One of my clients contacted me recently and said they needed some help creating a stored procedure that imported data from a text file. They wanted the procedure to accept three parameters: PathFileName, OrderID, and FileType. The PathFileName is simply the name and physical location of the source file on the hard drive, the OrderID is generated in the program that calls the procedure and the FileType indicates the format of the data in the source file. The two possible formats for the source data are shown here:

FileType=1 (TxtFile1.txt)


FileType=2 (TxtFile2.txt)



I decided to use BULK INSERT to implement the solution. The BULK INSERT statement was introduced in SQL Server 7 and allows you to interact with bcp (bulk copy program) via a script. In pre-7 versions the only way you could access bcp functionality was from a command prompt. I am not going to list the full syntax of BULK INSERT here (but you can find it here), because it is a little long and most of it does not apply to the problem I am solving. Instead, I will show the valid BULK INSERT statements used to load the data shown above.


TmpStList is the target table and TxtFile1.txt is the source data file. The source file is located in the root of the C drive. The FIELDTERMINATOR argument allows you to specify the delimeter used to discern column values.

The valid statement for FileType=2 is shown here:


The only difference is the value of the FIELDTERMINATOR argument.

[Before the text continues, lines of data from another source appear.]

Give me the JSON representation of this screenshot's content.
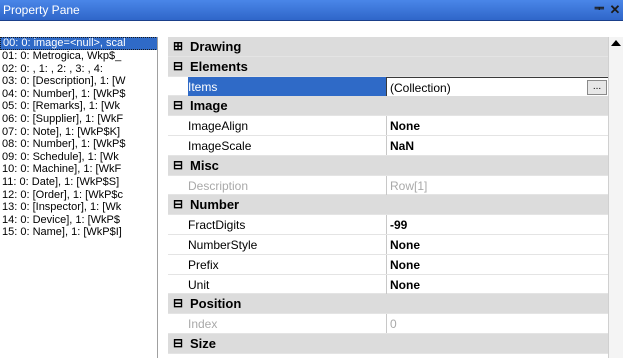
{
  "window": {
    "title": "Property Pane",
    "pin_glyph": "ᆍ",
    "close_glyph": "✕"
  },
  "list": {
    "items": [
      "00: 0: image=<null>, scal",
      "01: 0: Metrogica, Wkp$_",
      "02: 0: , 1: , 2: , 3: , 4:",
      "03: 0: [Description], 1: [W",
      "04: 0: Number], 1: [WkP$",
      "05: 0: [Remarks], 1: [Wk",
      "06: 0: [Supplier], 1: [WkF",
      "07: 0: Note], 1: [WkP$K]",
      "08: 0: Number], 1: [WkP$",
      "09: 0: Schedule], 1: [Wk",
      "10: 0: Machine], 1: [WkF",
      "11: 0: Date], 1: [WkP$S]",
      "12: 0: [Order], 1: [WkP$c",
      "13: 0: [Inspector], 1: [Wk",
      "14: 0: Device], 1: [WkP$",
      "15: 0: Name], 1: [WkP$I]"
    ],
    "selected_index": 0
  },
  "grid": {
    "rows": [
      {
        "type": "category",
        "toggle": "⊞",
        "label": "Drawing"
      },
      {
        "type": "category",
        "toggle": "⊟",
        "label": "Elements"
      },
      {
        "type": "property",
        "name": "Items",
        "value": "(Collection)",
        "selected": true,
        "ellipsis": "..."
      },
      {
        "type": "category",
        "toggle": "⊟",
        "label": "Image"
      },
      {
        "type": "property",
        "name": "ImageAlign",
        "value": "None",
        "bold": true
      },
      {
        "type": "property",
        "name": "ImageScale",
        "value": "NaN",
        "bold": true
      },
      {
        "type": "category",
        "toggle": "⊟",
        "label": "Misc"
      },
      {
        "type": "property",
        "name": "Description",
        "value": "Row[1]",
        "disabled": true
      },
      {
        "type": "category",
        "toggle": "⊟",
        "label": "Number"
      },
      {
        "type": "property",
        "name": "FractDigits",
        "value": "-99",
        "bold": true
      },
      {
        "type": "property",
        "name": "NumberStyle",
        "value": "None",
        "bold": true
      },
      {
        "type": "property",
        "name": "Prefix",
        "value": "None",
        "bold": true
      },
      {
        "type": "property",
        "name": "Unit",
        "value": "None",
        "bold": true
      },
      {
        "type": "category",
        "toggle": "⊟",
        "label": "Position"
      },
      {
        "type": "property",
        "name": "Index",
        "value": "0",
        "disabled": true
      },
      {
        "type": "category",
        "toggle": "⊟",
        "label": "Size"
      }
    ]
  }
}
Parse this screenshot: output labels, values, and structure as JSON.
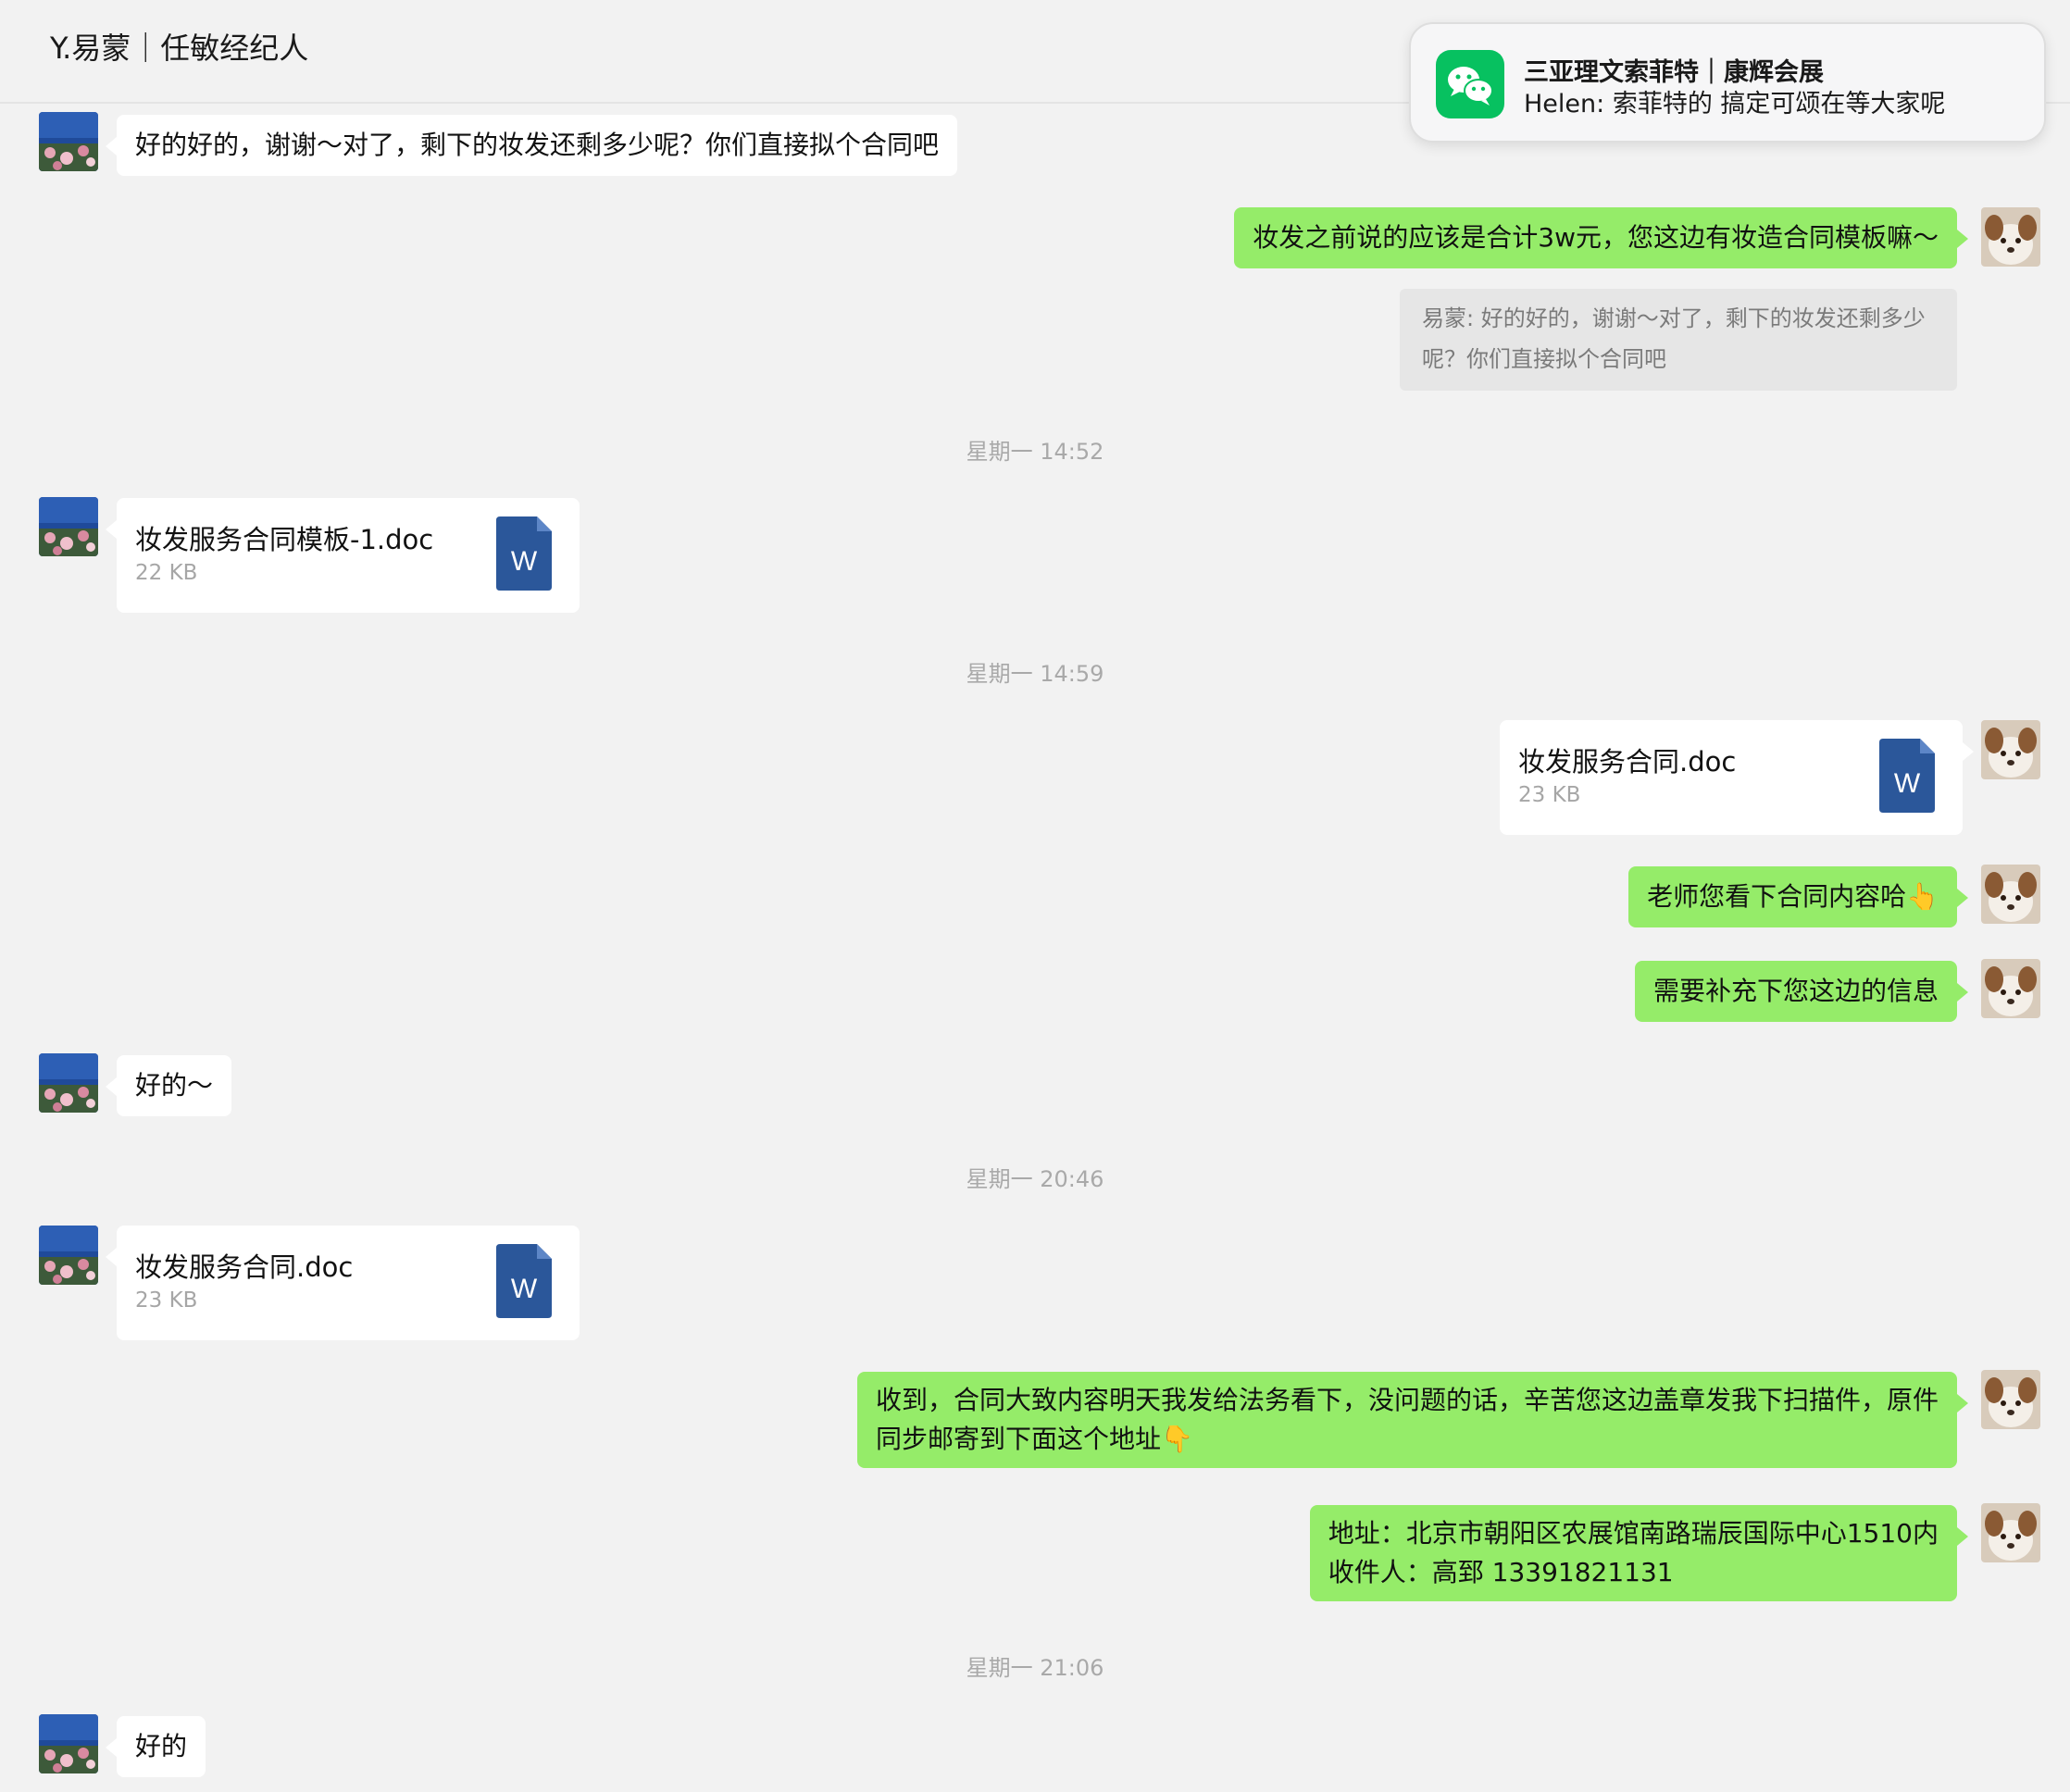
{
  "header": {
    "title": "Y.易蒙｜任敏经纪人"
  },
  "notification": {
    "app_icon": "wechat-icon",
    "title": "三亚理文索菲特｜康辉会展",
    "body": "Helen: 索菲特的 搞定可颂在等大家呢"
  },
  "messages": {
    "m1": {
      "text": "好的好的，谢谢～对了，剩下的妆发还剩多少呢？你们直接拟个合同吧"
    },
    "m2": {
      "text": "妆发之前说的应该是合计3w元，您这边有妆造合同模板嘛～",
      "quote_line1": "易蒙: 好的好的，谢谢～对了，剩下的妆发还剩多少",
      "quote_line2": "呢？你们直接拟个合同吧"
    },
    "t1": "星期一 14:52",
    "f1": {
      "name": "妆发服务合同模板-1.doc",
      "size": "22 KB",
      "icon_letter": "W"
    },
    "t2": "星期一 14:59",
    "f2": {
      "name": "妆发服务合同.doc",
      "size": "23 KB",
      "icon_letter": "W"
    },
    "m3": {
      "text": "老师您看下合同内容哈",
      "emoji": "👆"
    },
    "m4": {
      "text": "需要补充下您这边的信息"
    },
    "m5": {
      "text": "好的～"
    },
    "t3": "星期一 20:46",
    "f3": {
      "name": "妆发服务合同.doc",
      "size": "23 KB",
      "icon_letter": "W"
    },
    "m6": {
      "line1": "收到，合同大致内容明天我发给法务看下，没问题的话，辛苦您这边盖章发我下扫描件，原件",
      "line2": "同步邮寄到下面这个地址",
      "emoji": "👇"
    },
    "m7": {
      "line1": "地址：北京市朝阳区农展馆南路瑞辰国际中心1510内",
      "line2": "收件人：高郅 13391821131"
    },
    "t4": "星期一 21:06",
    "m8": {
      "text": "好的"
    }
  },
  "colors": {
    "outgoing_bubble": "#95ec69",
    "incoming_bubble": "#ffffff",
    "word_icon": "#2b579a",
    "wechat": "#07c160"
  }
}
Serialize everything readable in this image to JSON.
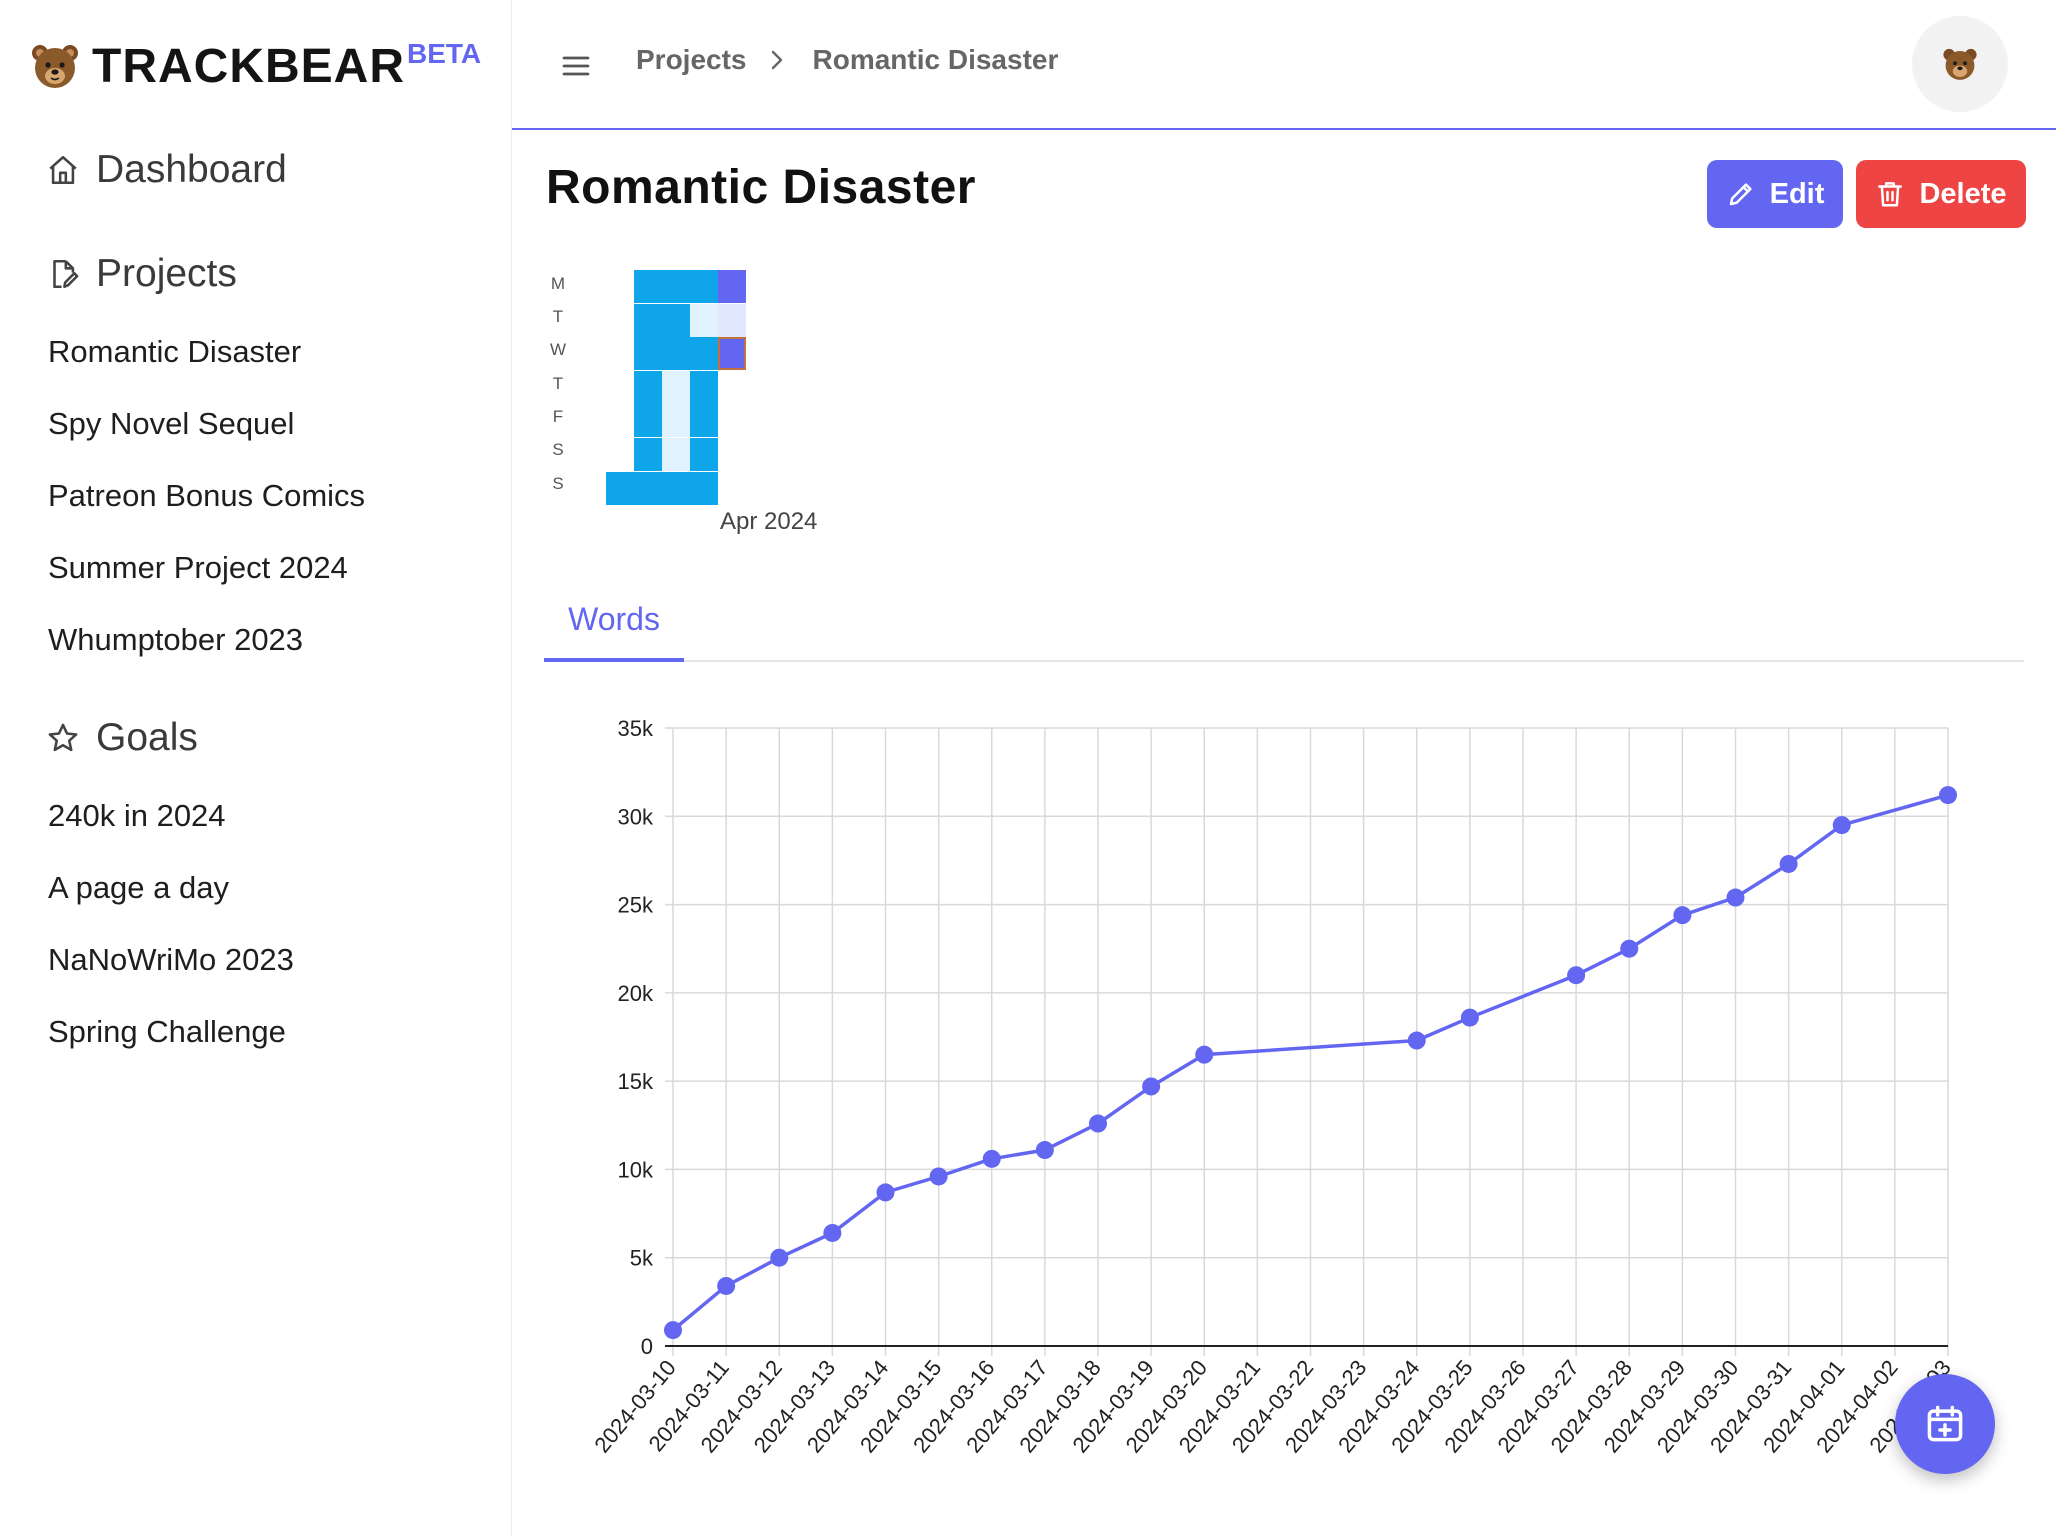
{
  "brand": {
    "name": "TRACKBEAR",
    "badge": "BETA"
  },
  "sidebar": {
    "dashboard_label": "Dashboard",
    "projects_label": "Projects",
    "projects": [
      "Romantic Disaster",
      "Spy Novel Sequel",
      "Patreon Bonus Comics",
      "Summer Project 2024",
      "Whumptober 2023"
    ],
    "goals_label": "Goals",
    "goals": [
      "240k in 2024",
      "A page a day",
      "NaNoWriMo 2023",
      "Spring Challenge"
    ]
  },
  "header": {
    "breadcrumbs": [
      "Projects",
      "Romantic Disaster"
    ]
  },
  "page": {
    "title": "Romantic Disaster",
    "edit_label": "Edit",
    "delete_label": "Delete"
  },
  "heatmap": {
    "day_labels": [
      "M",
      "T",
      "W",
      "T",
      "F",
      "S",
      "S"
    ],
    "month_label": "Apr 2024"
  },
  "tabs": [
    "Words"
  ],
  "colors": {
    "accent": "#6366f1",
    "danger": "#ef4444",
    "heat_high": "#0ea5e9",
    "heat_low": "#e0f2fe",
    "grid": "#d9d9d9"
  },
  "chart_data": {
    "type": "line",
    "x": [
      "2024-03-10",
      "2024-03-11",
      "2024-03-12",
      "2024-03-13",
      "2024-03-14",
      "2024-03-15",
      "2024-03-16",
      "2024-03-17",
      "2024-03-18",
      "2024-03-19",
      "2024-03-20",
      "2024-03-21",
      "2024-03-22",
      "2024-03-23",
      "2024-03-24",
      "2024-03-25",
      "2024-03-26",
      "2024-03-27",
      "2024-03-28",
      "2024-03-29",
      "2024-03-30",
      "2024-03-31",
      "2024-04-01",
      "2024-04-02",
      "2024-04-03"
    ],
    "series": [
      {
        "values": [
          900,
          3400,
          5000,
          6400,
          8700,
          9600,
          10600,
          11100,
          12600,
          14700,
          16500,
          null,
          null,
          null,
          17300,
          18600,
          null,
          21000,
          22500,
          24400,
          25400,
          27300,
          29500,
          null,
          31200
        ]
      }
    ],
    "yticks": [
      "0",
      "5k",
      "10k",
      "15k",
      "20k",
      "25k",
      "30k",
      "35k"
    ],
    "ylim": [
      0,
      35000
    ]
  }
}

The Solution

The stored procedure used to implement the solution is fairly straigtforward once you master the BULK INSERT statement. The only real trick is loading the data that comes to you in FileType=1 format. Because a double-quote starts and ends a data row, it too is loaded in the table. The FIELDTERMINATOR works between columns, not at the beginning or end of a row. To workaround this I simply load the data into a temporary table and then use a CASE statement and the SUBSTRING and DATALENGTH functions to load the correct data in the final table. The FileType=2 data will load as-is, but I still put in the temporary table for consistency (easier programming).

The SQL statements that create the temporary and final table are shown here.

StFName varchar(50) NOT NULL,
StLName varchar(50) NOT NULL,
StEmail varchar(100) NOT NULL,
OrderID int NOT NULL
stFName varchar (50) NOT NULL,
stLName varchar (50) NOT NULL,
stEmail varchar (100) NOT NULL

Wednesday, July 06, 2005

File processing using shell scripts

cat myfile |
( while read LINE ; do
PART1=$( echo $LINE | cut -d ":" -f 1 )
PART2=$( echo $LINE | cut -d ":" -f 2 )
# let the shell assist your aim here
echo P1:$PART1
echo P2:$PART2
# ..
done )

executes the while loop in a subshell in all Bournish shells whereas

while IFS=: read PART1 PART2
done < myfile


while read line
set -- $line

Friday, July 01, 2005

Oracle administration site